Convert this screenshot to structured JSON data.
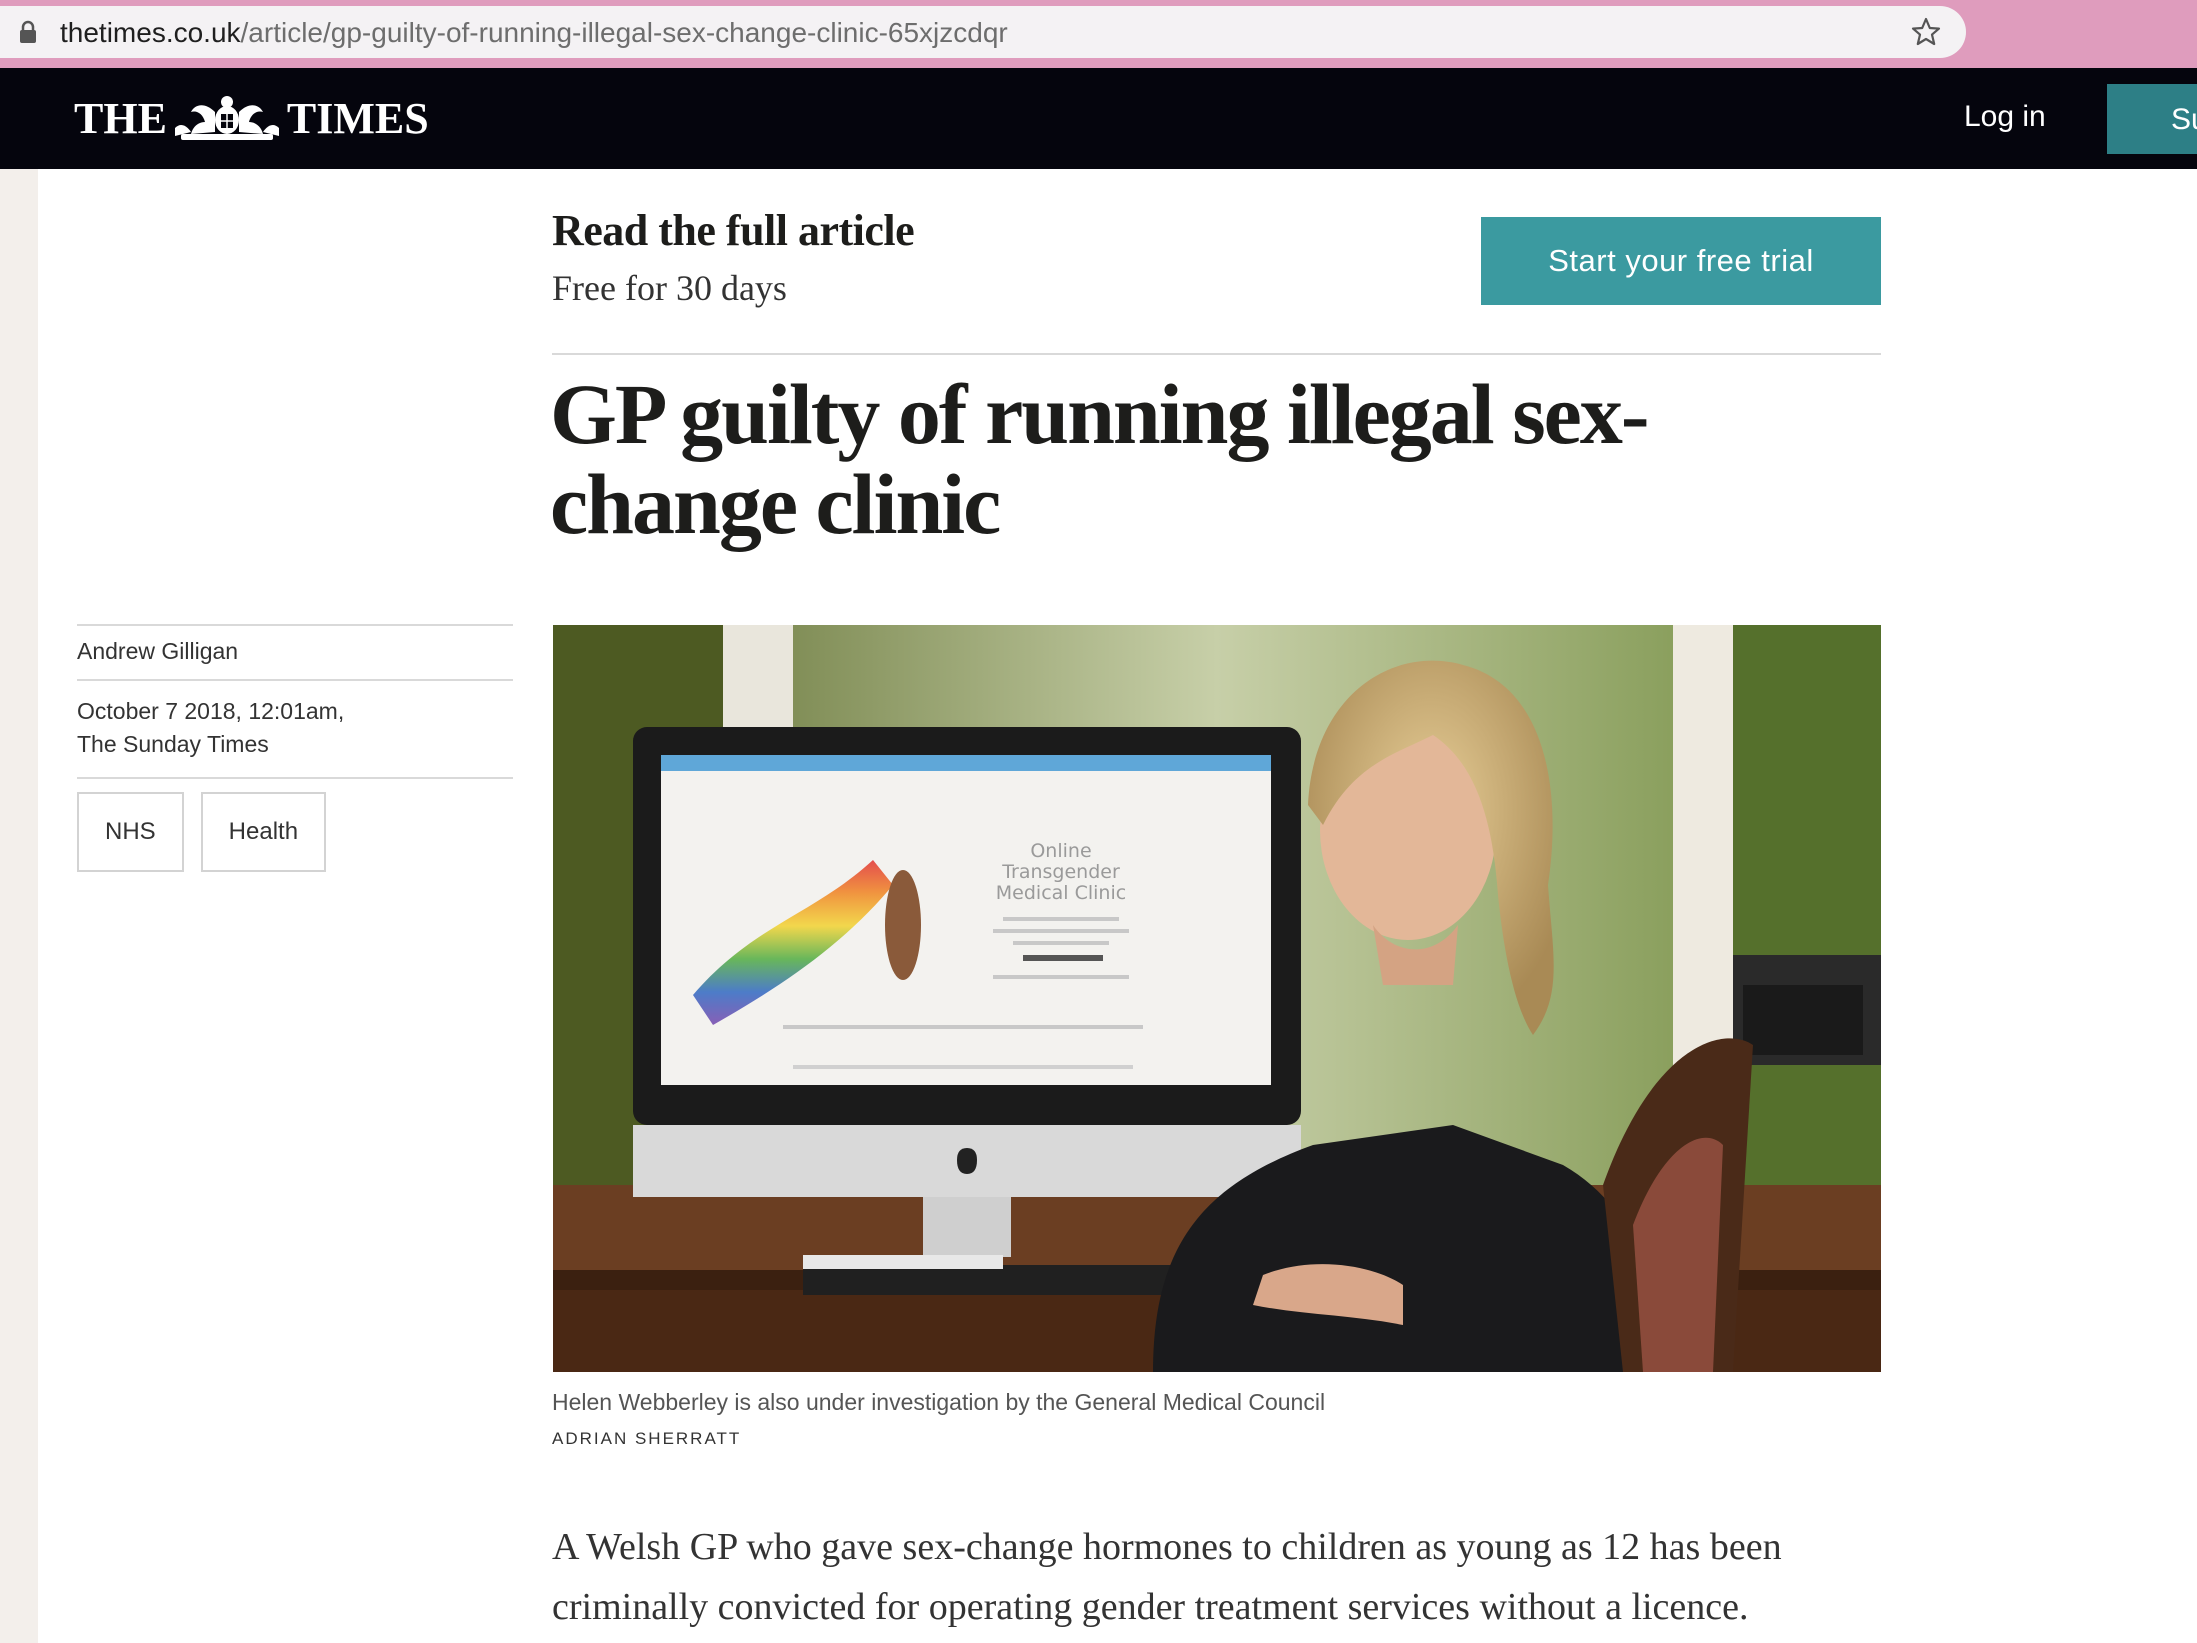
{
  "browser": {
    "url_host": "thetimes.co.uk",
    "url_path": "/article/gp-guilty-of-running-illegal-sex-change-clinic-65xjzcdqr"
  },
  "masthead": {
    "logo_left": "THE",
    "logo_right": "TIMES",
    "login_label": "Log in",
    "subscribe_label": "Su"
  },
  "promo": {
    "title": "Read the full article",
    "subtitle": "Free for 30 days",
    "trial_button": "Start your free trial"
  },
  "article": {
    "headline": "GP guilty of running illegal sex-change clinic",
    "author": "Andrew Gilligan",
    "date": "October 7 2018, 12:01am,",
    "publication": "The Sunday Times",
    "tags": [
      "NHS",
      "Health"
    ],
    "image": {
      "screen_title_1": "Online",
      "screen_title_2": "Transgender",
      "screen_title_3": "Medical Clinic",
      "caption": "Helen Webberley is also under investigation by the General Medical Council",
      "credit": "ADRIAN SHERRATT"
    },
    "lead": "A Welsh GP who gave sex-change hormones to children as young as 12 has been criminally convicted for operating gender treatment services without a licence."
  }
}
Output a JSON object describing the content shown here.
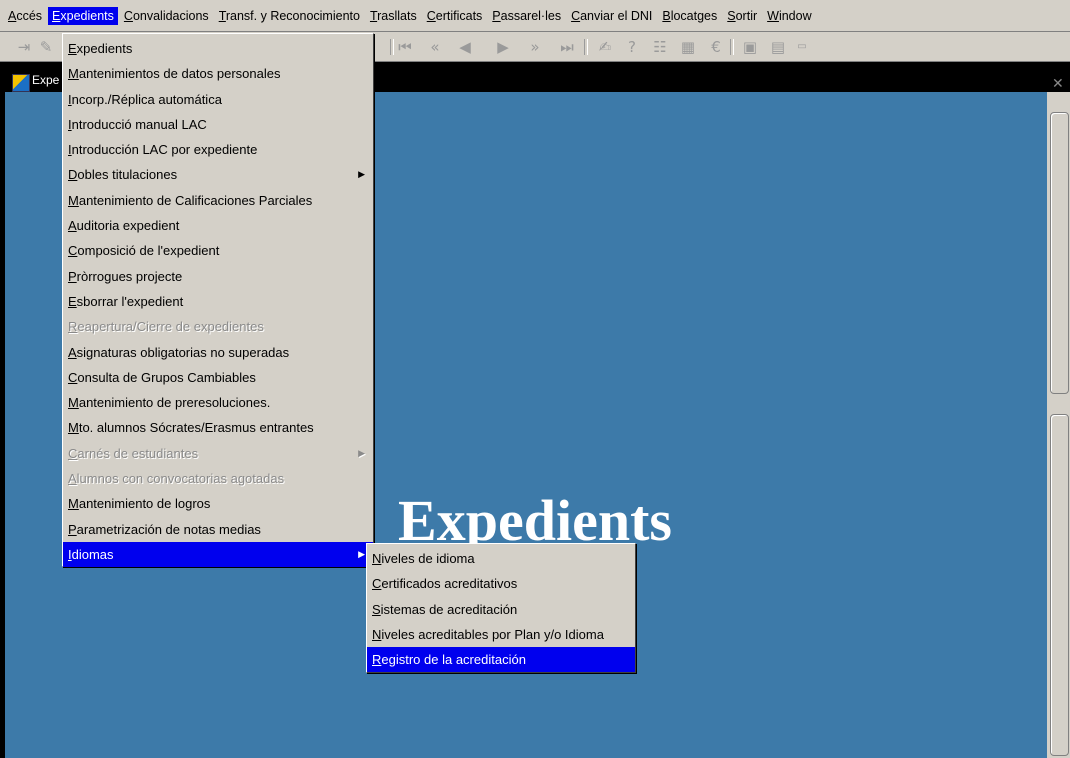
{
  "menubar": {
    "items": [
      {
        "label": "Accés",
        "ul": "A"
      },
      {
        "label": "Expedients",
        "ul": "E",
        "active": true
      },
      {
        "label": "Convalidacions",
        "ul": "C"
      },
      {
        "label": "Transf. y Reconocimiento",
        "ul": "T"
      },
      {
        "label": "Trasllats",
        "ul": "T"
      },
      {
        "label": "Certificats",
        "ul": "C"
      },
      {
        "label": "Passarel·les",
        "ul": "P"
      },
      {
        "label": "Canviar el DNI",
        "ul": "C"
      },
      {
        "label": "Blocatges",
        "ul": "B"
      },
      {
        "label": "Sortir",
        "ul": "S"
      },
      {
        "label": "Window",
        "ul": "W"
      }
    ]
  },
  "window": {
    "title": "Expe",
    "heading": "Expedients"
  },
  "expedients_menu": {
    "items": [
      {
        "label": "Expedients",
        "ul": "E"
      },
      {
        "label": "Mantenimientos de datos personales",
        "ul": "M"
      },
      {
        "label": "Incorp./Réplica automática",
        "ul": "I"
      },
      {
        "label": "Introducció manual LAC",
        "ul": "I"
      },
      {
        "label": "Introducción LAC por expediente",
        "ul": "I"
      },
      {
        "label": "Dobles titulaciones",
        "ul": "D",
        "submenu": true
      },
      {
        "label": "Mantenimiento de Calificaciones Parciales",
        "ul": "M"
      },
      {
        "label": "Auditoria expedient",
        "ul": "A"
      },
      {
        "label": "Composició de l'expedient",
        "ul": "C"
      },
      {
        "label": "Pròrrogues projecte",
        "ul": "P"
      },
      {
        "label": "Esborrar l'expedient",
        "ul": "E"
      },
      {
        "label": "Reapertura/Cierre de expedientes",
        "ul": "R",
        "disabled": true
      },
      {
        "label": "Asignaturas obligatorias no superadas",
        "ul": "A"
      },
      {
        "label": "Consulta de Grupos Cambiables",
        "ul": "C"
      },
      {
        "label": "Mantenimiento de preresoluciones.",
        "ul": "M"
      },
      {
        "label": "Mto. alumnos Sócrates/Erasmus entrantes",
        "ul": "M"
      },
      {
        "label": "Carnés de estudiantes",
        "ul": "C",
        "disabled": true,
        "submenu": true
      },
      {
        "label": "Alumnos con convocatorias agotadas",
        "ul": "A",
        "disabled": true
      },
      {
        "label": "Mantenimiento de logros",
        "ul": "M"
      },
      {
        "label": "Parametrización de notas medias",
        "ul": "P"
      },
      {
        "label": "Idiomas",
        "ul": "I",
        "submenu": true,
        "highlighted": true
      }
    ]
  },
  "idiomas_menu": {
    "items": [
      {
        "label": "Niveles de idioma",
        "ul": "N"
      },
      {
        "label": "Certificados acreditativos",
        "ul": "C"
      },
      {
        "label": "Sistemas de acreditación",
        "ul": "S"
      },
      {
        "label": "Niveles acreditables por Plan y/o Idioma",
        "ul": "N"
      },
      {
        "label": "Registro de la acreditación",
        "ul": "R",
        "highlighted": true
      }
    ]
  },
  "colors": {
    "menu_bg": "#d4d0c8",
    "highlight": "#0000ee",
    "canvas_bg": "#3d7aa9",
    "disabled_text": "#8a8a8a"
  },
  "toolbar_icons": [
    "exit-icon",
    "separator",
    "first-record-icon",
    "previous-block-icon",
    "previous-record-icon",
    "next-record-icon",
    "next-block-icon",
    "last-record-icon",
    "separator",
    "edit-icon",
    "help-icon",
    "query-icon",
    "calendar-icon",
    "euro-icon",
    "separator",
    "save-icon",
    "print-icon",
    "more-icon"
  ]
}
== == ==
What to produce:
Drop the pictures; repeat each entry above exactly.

Output:
Convert this screenshot to structured JSON data.
{
  "browser": {
    "url_host": "thetimes.co.uk",
    "url_path": "/article/gp-guilty-of-running-illegal-sex-change-clinic-65xjzcdqr"
  },
  "masthead": {
    "logo_left": "THE",
    "logo_right": "TIMES",
    "login_label": "Log in",
    "subscribe_label": "Su"
  },
  "promo": {
    "title": "Read the full article",
    "subtitle": "Free for 30 days",
    "trial_button": "Start your free trial"
  },
  "article": {
    "headline": "GP guilty of running illegal sex-change clinic",
    "author": "Andrew Gilligan",
    "date": "October 7 2018, 12:01am,",
    "publication": "The Sunday Times",
    "tags": [
      "NHS",
      "Health"
    ],
    "image": {
      "screen_title_1": "Online",
      "screen_title_2": "Transgender",
      "screen_title_3": "Medical Clinic",
      "caption": "Helen Webberley is also under investigation by the General Medical Council",
      "credit": "ADRIAN SHERRATT"
    },
    "lead": "A Welsh GP who gave sex-change hormones to children as young as 12 has been criminally convicted for operating gender treatment services without a licence."
  }
}
Output a JSON object describing the content shown here.
{
  "menubar": {
    "items": [
      {
        "label": "Accés",
        "ul": "A"
      },
      {
        "label": "Expedients",
        "ul": "E",
        "active": true
      },
      {
        "label": "Convalidacions",
        "ul": "C"
      },
      {
        "label": "Transf. y Reconocimiento",
        "ul": "T"
      },
      {
        "label": "Trasllats",
        "ul": "T"
      },
      {
        "label": "Certificats",
        "ul": "C"
      },
      {
        "label": "Passarel·les",
        "ul": "P"
      },
      {
        "label": "Canviar el DNI",
        "ul": "C"
      },
      {
        "label": "Blocatges",
        "ul": "B"
      },
      {
        "label": "Sortir",
        "ul": "S"
      },
      {
        "label": "Window",
        "ul": "W"
      }
    ]
  },
  "window": {
    "title": "Expe",
    "heading": "Expedients"
  },
  "expedients_menu": {
    "items": [
      {
        "label": "Expedients",
        "ul": "E"
      },
      {
        "label": "Mantenimientos de datos personales",
        "ul": "M"
      },
      {
        "label": "Incorp./Réplica automática",
        "ul": "I"
      },
      {
        "label": "Introducció manual LAC",
        "ul": "I"
      },
      {
        "label": "Introducción LAC por expediente",
        "ul": "I"
      },
      {
        "label": "Dobles titulaciones",
        "ul": "D",
        "submenu": true
      },
      {
        "label": "Mantenimiento de Calificaciones Parciales",
        "ul": "M"
      },
      {
        "label": "Auditoria expedient",
        "ul": "A"
      },
      {
        "label": "Composició de l'expedient",
        "ul": "C"
      },
      {
        "label": "Pròrrogues projecte",
        "ul": "P"
      },
      {
        "label": "Esborrar l'expedient",
        "ul": "E"
      },
      {
        "label": "Reapertura/Cierre de expedientes",
        "ul": "R",
        "disabled": true
      },
      {
        "label": "Asignaturas obligatorias no superadas",
        "ul": "A"
      },
      {
        "label": "Consulta de Grupos Cambiables",
        "ul": "C"
      },
      {
        "label": "Mantenimiento de preresoluciones.",
        "ul": "M"
      },
      {
        "label": "Mto. alumnos Sócrates/Erasmus entrantes",
        "ul": "M"
      },
      {
        "label": "Carnés de estudiantes",
        "ul": "C",
        "disabled": true,
        "submenu": true
      },
      {
        "label": "Alumnos con convocatorias agotadas",
        "ul": "A",
        "disabled": true
      },
      {
        "label": "Mantenimiento de logros",
        "ul": "M"
      },
      {
        "label": "Parametrización de notas medias",
        "ul": "P"
      },
      {
        "label": "Idiomas",
        "ul": "I",
        "submenu": true,
        "highlighted": true
      }
    ]
  },
  "idiomas_menu": {
    "items": [
      {
        "label": "Niveles de idioma",
        "ul": "N"
      },
      {
        "label": "Certificados acreditativos",
        "ul": "C"
      },
      {
        "label": "Sistemas de acreditación",
        "ul": "S"
      },
      {
        "label": "Niveles acreditables por Plan y/o Idioma",
        "ul": "N"
      },
      {
        "label": "Registro de la acreditación",
        "ul": "R",
        "highlighted": true
      }
    ]
  },
  "colors": {
    "menu_bg": "#d4d0c8",
    "highlight": "#0000ee",
    "canvas_bg": "#3d7aa9",
    "disabled_text": "#8a8a8a"
  },
  "toolbar_icons": [
    "exit-icon",
    "separator",
    "first-record-icon",
    "previous-block-icon",
    "previous-record-icon",
    "next-record-icon",
    "next-block-icon",
    "last-record-icon",
    "separator",
    "edit-icon",
    "help-icon",
    "query-icon",
    "calendar-icon",
    "euro-icon",
    "separator",
    "save-icon",
    "print-icon",
    "more-icon"
  ]
}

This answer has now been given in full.